The stress response, which occurs when homeostasis is threatened or perceived to be threatened, is mediated by the stress system. Central effectors (including hypothalamic hormones, such as AVP, CRH and pro-opiomelanocortin-derived peptides and brainstem-derived norepinephrine) and peripheral effectors (including glucocorticoids, norepinephrine and epinephrine) of this system regulate the brain's cognitive, reward and fear systems and wake–sleep centers as well as the growth, reproductive and thyroid hormone axes, and influence the gastrointestinal, cardiorespiratory, metabolic, and immune systems. Malfunction of the stress system might impair growth, development, behavior and metabolism, which potentially lead to various acute and chronic disorders. Our lifestyles and environment in modern societies seem to be particularly permissive for such stress-related disorders.
G. P. Chrousos, First Department of Pediatrics, Aghia Sophia Children's Hospital, University of Athens, Thivon and Mikras Asias Streets, Athens 11527, Greece email@example.com

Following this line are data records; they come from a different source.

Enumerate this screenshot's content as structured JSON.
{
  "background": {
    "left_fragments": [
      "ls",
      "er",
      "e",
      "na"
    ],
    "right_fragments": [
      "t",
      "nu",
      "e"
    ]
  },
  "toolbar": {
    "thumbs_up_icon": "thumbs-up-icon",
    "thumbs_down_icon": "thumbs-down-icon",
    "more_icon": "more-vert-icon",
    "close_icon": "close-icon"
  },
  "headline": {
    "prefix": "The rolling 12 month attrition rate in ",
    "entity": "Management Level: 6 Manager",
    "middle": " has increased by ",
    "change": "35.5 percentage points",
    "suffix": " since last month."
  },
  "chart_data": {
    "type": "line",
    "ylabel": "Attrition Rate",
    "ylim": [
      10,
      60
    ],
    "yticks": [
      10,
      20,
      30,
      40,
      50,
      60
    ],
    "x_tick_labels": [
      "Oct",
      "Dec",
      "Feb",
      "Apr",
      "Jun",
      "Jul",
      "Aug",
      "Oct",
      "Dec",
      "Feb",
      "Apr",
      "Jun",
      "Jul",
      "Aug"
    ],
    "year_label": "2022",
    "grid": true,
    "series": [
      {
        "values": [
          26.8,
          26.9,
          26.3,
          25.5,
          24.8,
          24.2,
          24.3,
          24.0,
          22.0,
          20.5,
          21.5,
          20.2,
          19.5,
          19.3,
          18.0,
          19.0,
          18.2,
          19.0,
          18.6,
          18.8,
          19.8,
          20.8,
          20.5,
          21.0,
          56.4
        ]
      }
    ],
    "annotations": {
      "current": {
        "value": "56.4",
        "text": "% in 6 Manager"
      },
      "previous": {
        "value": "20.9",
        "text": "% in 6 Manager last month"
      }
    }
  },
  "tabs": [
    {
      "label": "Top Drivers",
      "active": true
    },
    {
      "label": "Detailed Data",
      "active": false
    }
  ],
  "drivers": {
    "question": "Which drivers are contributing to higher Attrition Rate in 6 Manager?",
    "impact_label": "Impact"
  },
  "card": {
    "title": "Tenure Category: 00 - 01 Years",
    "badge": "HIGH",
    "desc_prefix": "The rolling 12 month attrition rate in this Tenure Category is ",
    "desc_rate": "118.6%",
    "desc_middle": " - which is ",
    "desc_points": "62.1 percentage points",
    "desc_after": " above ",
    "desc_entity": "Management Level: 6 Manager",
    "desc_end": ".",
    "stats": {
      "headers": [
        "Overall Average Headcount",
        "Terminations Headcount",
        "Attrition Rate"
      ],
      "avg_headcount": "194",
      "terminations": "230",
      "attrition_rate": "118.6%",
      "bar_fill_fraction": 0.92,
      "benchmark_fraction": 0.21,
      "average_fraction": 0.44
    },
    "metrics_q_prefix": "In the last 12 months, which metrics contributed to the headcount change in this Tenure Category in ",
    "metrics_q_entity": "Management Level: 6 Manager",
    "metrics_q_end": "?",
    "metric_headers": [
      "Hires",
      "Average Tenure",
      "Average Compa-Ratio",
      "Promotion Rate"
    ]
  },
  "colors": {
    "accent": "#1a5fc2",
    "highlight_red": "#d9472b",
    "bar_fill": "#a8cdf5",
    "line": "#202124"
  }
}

The author has been working in the general area of stress for over 30 years. Multiple book sources and articles in MEDLINE and PubMed were employed. All papers selected were English-language, full-text papers. We also searched the reference lists of identified articles for further primary information. The terms "homeostasis", "stress", "glucocorticoids" and "catecholamines" were crossreferenced with terms pertaining to homeostatic functions influenced by stress, such as "arousal", "sleep", "growth", "reproduction", "metabolism" and "immunity", or to pathological conditions related to stress, such as "anxiety", "depression", "obesity" and "metabolic syndrome".
This review is partially based on the Geoffrey Harris Memorial Lecture given by the author at the 10th European Congress of Endocrinology, 3–7 May 2008, Berlin, Germany.
© 2009 Nature Publishing Group
Cite this: Stress and Disorders of the Stress System - Medscape - Jul 01, 2009.